The Center for American Progress Action Fund, with the New Democracy Project, will release a book in January that aims to help with President Barack Obama’s transition, “steering the government in a new, more progressive direction.”
Writing in Change For America, A Progressive Blue-Print for the 44th President, Michele Jolin explains that “The new president will take office with ambitious goals to solve our nation’s most urgent social problems, but he will be operating in a climate with limited tolerance for new government spending or government-only solutions.”
An office of social entrepreneurship in the White House — not at the Corporation for National and Community Service as has been mentioned — would establish a “policy environment that over the long term fosters new entrepreneurship, improves nonprofits’ access to growth capital, and removes outdated tax and regulatory barriers to innovation.”
Acknowledging the vital importance of the nonprofit sector — part of the private sector, and responsible for innovation and service that fall off the radar screen of government and corporations — Jolin goes onto identify specifically the social entrepreneurs of the sector who lead by example:

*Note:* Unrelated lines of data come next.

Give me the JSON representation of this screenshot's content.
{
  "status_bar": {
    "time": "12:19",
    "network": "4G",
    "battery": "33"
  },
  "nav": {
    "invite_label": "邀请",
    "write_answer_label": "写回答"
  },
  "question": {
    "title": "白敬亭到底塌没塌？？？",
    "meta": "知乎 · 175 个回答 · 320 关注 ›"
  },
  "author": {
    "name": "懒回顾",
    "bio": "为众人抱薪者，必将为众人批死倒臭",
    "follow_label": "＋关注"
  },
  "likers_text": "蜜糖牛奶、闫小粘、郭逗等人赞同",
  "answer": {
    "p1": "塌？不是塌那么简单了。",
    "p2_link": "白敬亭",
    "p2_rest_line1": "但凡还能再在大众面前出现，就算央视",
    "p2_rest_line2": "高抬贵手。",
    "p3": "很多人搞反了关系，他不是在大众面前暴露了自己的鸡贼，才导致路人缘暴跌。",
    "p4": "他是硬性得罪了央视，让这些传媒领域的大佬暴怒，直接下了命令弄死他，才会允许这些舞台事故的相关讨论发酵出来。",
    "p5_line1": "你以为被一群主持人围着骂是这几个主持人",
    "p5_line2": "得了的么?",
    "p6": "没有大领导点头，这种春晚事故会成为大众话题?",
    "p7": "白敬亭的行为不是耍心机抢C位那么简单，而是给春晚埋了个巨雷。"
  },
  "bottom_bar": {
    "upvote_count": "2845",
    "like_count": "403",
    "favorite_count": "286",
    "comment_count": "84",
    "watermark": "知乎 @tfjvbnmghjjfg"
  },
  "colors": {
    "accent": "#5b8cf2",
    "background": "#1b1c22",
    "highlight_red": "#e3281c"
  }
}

Within this vital and growing non-profit sector, “social entrepreneurs” — individuals who have developed system-changing solutions to solve serious social problems—are playing a unique role. Leading social entrepreneurs such as Geoffrey Canada of Harlem Children’s Zone, which provides comprehensive support to low-income children in New York’s toughest neighborhoods, and Nobel Prize–winning Muhammad Yunus of the Grameen Bank, which is the world’s most famous microlender, have developed innovative models that are reorienting the way philanthropists, the private sector, and—increasingly— policymakers address intractable problems.
Nonprofits, nimble and resourceful, can take risks and work out program models that — if successful — can be and have been successfully adpated and adopted by governments.
…the non-profit sector can be a source of innovation and experimentation, and serve as a testing ground for these new ideas. The federal government has adapted a number of successful non-profit approaches into full-scale programs. City Year’s national service successes led to AmeriCorps, for example, and a federal appropriation expanded YouthBuild into a national government program in 1993.
The cost-effective private-public partnership that is AmeriCorps has been central to the discussion of building bi-partisan support for national service.